The Surreal Cognitive Dissonance of Paratopic
Paratopic opens with you being interrogated by a border patrol agent who caught you trying to smuggle contraband VHS tapes across the border, and it quickly gets stranger from there, giving way to a scene where you’re talking to the man who put you up to the smuggling job as some crows peck at a corpse outside. If you think something sounds off about that description, you’d be right, and indeed, the game largely thrives on that “off” feeling, making you feel like you’re playing in the real world if it wasn’t for all these little details that don’t quite scan and leading you to conflicting conclusions about the world of the game. Paratopic effectively leverages this cognitive dissonance to create a haunting surrealist work that succeeds by inverting the mundane and the uncanny.
In one way, Paratopic looks like your everyday noir story about smuggling contraband and murder in the Rust Belt. During your journey, you’ll encounter the neighbor woman who’s jonesing for more VHS tapes to consume, a talkative mini mart cashier who will tell you about the local attractions, and a verdant countryside dotted with rusting abandoned storage containers. No matter what scene in Paratopic you’re talking about, there’s something familiar to latch onto.
But very quickly, you realize that there’s something wrong with these very mundane, familiar things. The VHS tapes that your neighbor is itching for are talked about in the same vein as narcotics. Whenever you talk to anyone in the game, some text pops up accompanied by some very unpleasant garbled mouth sounds that almost – but not quite — sound like words. Even simple acts like driving down the highway become suspicious and weird thanks to some mysterious disappearing cargo. Paratopic uses your grip on reality and twists it until you can barely hang on anymore, regurgitating them back at you in new, alien forms.
The same can be said for the overall look of the game, which takes inspiration from the blurry polygons of the PS1 era.

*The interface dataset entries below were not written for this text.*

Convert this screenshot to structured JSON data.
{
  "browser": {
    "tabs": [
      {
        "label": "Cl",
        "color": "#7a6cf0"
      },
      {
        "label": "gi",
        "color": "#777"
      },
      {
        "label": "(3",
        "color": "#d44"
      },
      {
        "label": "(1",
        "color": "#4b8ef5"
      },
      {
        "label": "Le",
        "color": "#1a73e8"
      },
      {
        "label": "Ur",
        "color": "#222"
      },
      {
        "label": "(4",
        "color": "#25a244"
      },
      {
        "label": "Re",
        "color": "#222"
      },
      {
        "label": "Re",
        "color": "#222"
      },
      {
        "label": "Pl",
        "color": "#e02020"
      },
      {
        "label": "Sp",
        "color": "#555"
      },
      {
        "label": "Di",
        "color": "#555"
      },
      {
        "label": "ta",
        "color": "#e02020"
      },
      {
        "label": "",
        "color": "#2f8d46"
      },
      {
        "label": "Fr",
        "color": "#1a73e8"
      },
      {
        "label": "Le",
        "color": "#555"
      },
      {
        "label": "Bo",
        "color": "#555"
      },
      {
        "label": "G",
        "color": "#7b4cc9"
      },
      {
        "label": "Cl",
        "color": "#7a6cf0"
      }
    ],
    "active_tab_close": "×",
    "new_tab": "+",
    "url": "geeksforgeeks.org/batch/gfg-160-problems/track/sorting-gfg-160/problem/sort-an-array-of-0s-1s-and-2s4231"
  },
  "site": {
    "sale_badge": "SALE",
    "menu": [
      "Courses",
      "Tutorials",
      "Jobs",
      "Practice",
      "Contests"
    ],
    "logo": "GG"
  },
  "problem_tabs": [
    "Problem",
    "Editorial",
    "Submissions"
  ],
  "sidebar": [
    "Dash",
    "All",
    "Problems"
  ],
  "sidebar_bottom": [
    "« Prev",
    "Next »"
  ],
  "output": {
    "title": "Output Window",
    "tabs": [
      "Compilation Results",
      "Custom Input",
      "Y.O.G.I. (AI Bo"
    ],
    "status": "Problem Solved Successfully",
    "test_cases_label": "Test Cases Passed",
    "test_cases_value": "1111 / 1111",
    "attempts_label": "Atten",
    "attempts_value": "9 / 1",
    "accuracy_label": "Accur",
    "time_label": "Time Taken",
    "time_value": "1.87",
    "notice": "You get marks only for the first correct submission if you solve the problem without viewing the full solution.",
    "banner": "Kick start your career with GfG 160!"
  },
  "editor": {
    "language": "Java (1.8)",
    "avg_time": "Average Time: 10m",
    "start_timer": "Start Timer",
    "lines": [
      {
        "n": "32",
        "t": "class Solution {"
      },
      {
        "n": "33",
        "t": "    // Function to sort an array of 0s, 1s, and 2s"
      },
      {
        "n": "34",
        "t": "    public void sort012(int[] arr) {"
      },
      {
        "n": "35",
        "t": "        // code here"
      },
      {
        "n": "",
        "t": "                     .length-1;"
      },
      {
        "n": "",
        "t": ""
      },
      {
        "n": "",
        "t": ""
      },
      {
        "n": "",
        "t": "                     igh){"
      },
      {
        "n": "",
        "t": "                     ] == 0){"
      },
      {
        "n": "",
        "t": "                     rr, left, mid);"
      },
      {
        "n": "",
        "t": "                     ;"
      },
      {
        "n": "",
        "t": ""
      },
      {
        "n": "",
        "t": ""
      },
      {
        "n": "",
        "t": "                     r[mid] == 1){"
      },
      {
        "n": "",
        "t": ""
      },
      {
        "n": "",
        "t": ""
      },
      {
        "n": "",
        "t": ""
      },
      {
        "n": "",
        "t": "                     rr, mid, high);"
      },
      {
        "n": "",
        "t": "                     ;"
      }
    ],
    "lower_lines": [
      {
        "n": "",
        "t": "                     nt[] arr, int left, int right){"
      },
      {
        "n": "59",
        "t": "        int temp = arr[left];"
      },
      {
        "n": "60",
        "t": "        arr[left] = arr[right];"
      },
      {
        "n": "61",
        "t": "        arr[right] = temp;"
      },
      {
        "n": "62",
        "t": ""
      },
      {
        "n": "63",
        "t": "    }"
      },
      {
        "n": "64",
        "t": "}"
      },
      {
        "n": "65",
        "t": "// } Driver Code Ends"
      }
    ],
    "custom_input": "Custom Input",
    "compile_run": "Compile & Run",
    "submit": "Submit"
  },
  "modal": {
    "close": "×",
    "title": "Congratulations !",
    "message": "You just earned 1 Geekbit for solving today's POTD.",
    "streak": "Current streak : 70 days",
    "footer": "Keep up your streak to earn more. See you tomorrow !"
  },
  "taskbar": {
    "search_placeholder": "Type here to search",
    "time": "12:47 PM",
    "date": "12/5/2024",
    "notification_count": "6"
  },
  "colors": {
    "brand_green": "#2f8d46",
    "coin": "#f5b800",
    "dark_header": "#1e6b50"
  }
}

But instead of making everything look as good as it can within the limitations, Paratopic embraces the inherent ugliness in the aesthetic. Your meeting with your boss for the smuggling job should have been the usual criminal meetup with a tinge of danger, but something strange happens as he talks to you: The camera zooms in super close to his face and reveals every ugly texture that the graphical style incorporates, the odd proportions between his head and his body, and even the very robotic way he moves his head as he speaks. Everything about the familiar human form is twisted into something unfamiliar and vaguely threatening in unexpected ways.
At the same time, the unusual is treated as if it’s completely normal without anyone so much as batting an eye. The way the mini mart cashier describes some of the attractions is downright odd yet played completely straight, such as the milk store where you can buy milk from any kind of animal in existence. It brings to mind the similarly trippy Kentucky Route Zero, where odd vignettes played out as if they were completely normal even as you latch on to the very familiar and universal Americana themes.
Where Kentucky Route Zero is magical realism, though, Paratopic is a full-blown Lynchian surrealist fever dream. The cognitive dissonance works as well as it does because the game works so hard to keep you off balance in other ways, not the least of which is its non-linear, constantly switching point of view that encompasses multiple characters and doesn’t necessarily happen in chronological order. Thanks to the strangeness of the setting and the fluid way Paratopic treats place and time, you never quite know what to make of it.
The result is a story that pays vague lip service to what its plot is, but is much more interested in creating a weird mood and making you question everything you experience. When you hear about aliens from the mini mart cashier, you don’t know what the truth is. Everything you’ve seen so far feels grounded enough that aliens don’t exist in this universe, but then again, your boss looked very alien-like and made overtures to his omnipresence should you fail. The segments where you walk through a forest feel very realistic and lived-in, but then you come to some arcane-looking graffiti and a shadowy figure who murders you and impales you on a pole. And then when you think you’ve got everything figured out, Paratopic hits you with the TV head scene, where a humanoid with a TV for a head has its flesh dissolve right in front of you. Because of how Paratopic paces its scenes so that you question it at every turn, you never fully get a grasp on what exactly is going on in the game.
I say that as high praise, as Paratopic is an exercise in lo-fi surrealist game design that plays with your head like a cat batting at a piece of string. By inverting the normal and the strange, Paratopic defies the player’s expectations even as it works to purposefully establish them just to defy them again.